The Rama Yantra consists of two large cylindrical structures that measure the altitude of the stars and planets and the azimuth (the angle between North around the observer’s horizon and a celestial body).1

1.  Mukherji, Anisha Shekhar. "Time and Space in the Jantar Mantars." In Celestial Mirror: The Astronomical Observatories of Jai Singh II, by Perlus Barry, Ix-Xviii. New Haven; London: Yale University Press, 2020. Accessed February 23, 2021. doi:10.2307/j.ctv12fw7
2.  Vellu, Iswen.
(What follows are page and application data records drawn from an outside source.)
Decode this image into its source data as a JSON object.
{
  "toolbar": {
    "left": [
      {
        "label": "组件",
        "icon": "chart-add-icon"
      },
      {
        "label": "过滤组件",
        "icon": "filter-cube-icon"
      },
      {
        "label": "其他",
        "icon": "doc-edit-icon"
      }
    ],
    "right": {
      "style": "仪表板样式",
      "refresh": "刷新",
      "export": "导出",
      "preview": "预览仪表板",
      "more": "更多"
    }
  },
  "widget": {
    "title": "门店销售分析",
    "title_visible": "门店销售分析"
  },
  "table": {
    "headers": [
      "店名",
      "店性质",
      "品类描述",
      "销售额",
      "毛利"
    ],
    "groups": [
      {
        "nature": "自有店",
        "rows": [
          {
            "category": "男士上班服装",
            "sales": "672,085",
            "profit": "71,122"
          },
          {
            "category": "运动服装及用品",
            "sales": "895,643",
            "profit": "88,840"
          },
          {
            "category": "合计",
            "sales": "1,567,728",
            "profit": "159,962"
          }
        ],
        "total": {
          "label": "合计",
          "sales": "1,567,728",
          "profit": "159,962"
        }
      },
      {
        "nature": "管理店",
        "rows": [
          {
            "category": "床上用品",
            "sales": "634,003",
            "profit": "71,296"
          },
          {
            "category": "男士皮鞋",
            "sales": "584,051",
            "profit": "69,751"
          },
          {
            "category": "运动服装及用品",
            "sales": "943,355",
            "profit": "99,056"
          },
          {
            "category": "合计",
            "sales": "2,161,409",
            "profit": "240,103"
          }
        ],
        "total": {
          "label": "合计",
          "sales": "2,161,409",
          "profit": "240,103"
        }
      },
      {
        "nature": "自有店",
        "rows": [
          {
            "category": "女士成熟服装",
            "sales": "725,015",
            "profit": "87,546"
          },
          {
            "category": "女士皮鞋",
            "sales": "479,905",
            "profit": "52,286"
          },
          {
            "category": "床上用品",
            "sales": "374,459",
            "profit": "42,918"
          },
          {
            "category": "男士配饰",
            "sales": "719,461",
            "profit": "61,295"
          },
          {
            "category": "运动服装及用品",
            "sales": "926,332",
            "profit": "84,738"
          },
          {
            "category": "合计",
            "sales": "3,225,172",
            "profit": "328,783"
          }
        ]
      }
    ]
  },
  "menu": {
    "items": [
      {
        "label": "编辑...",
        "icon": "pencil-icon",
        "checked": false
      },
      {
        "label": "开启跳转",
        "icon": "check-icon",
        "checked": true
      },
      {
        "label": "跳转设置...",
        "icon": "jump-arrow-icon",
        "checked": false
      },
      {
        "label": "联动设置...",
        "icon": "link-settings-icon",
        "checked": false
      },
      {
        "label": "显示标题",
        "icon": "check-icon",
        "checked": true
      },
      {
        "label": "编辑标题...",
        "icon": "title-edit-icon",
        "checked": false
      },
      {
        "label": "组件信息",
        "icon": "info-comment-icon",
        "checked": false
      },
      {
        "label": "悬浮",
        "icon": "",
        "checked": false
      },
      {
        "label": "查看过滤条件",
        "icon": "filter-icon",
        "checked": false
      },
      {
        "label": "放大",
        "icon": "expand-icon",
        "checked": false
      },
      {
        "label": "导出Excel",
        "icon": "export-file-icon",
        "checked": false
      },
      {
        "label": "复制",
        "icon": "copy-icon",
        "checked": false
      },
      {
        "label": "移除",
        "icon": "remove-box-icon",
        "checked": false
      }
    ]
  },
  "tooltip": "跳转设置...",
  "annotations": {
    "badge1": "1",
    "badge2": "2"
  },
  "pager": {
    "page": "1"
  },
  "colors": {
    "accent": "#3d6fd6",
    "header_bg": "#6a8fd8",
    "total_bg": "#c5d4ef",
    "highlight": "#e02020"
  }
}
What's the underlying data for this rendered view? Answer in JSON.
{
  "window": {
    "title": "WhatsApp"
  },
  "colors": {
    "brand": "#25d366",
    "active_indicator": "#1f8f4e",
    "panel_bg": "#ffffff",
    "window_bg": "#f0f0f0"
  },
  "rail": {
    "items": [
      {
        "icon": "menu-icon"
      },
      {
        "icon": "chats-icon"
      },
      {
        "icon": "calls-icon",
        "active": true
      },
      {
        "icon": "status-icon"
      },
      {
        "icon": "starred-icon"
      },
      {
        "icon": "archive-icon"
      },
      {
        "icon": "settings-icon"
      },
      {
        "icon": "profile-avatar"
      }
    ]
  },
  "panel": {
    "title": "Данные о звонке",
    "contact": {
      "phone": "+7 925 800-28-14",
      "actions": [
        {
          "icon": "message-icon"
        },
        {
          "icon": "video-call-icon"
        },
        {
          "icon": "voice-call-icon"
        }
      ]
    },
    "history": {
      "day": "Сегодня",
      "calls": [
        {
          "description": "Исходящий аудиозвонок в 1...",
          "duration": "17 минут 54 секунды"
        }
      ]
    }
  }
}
Jantar Mantar: The Science of Indian Conjecture. www.tracyanddale.50megs.com/India/Rajasthan/HTML/Jantar%20Mantar.pdf.
3.  The Astronomical Observatories of Jai Singh. www.jantarmantar.org.
4.  Blair, Sheila S., Jonathan M. Bloom, and R. Nath. "Mughal family." Grove Art Online. 2003; Accessed 21 Feb. 2021. https://www.oxfordartonline.com/groveart/view/10.1093/gao/9781884446054.001.0001/oao-9781884446054-e-7000060146.
5.  UNESCO. “Nomination of The Jantar Mantar, Jaipur for Inclusion on World Heritage List.” 2010, https://whc.unesco.org/uploads/nominations/1338.pdf. Accessed 18 February 2021.
6.  The British Museum. n.d. Maharaja Sawai Jai Singh II. Accessed March 11, 2021. https://www.britishmuseum.org/collection/term/BIOG110197.
7.  Sherring, Matthew Atmore. 1868. The Sacred City of the Hindus: An Account of Benares in Ancient and Modern Times. Varanasi: Trübner & Company. https://books.google.ca/books?id=HlQOAAAAQAAJ&pg=PA134&lpg=PA134&dq=%22of+stone+and+lime+of+perfect+stability,+with+attention+to+the+rules+of+geometry+and+adjustment+to+the+meridian+and+to+the+latitude+of+the+place%22&source=bl&ots=tA5_dkrFpb&sig=ACfU3U0S.
8.  Winzer, A. 2005. File:Jantar Mantar Delhi 27-05-2005.jpg. June 12. Accessed March 27, 2021. https://commons.wikimedia.org/wiki/File:Jantar_Mantar_Delhi_27-05-2005.jpg.

Toronto Metropolitan Department of  Architectural Science Toronto, CA.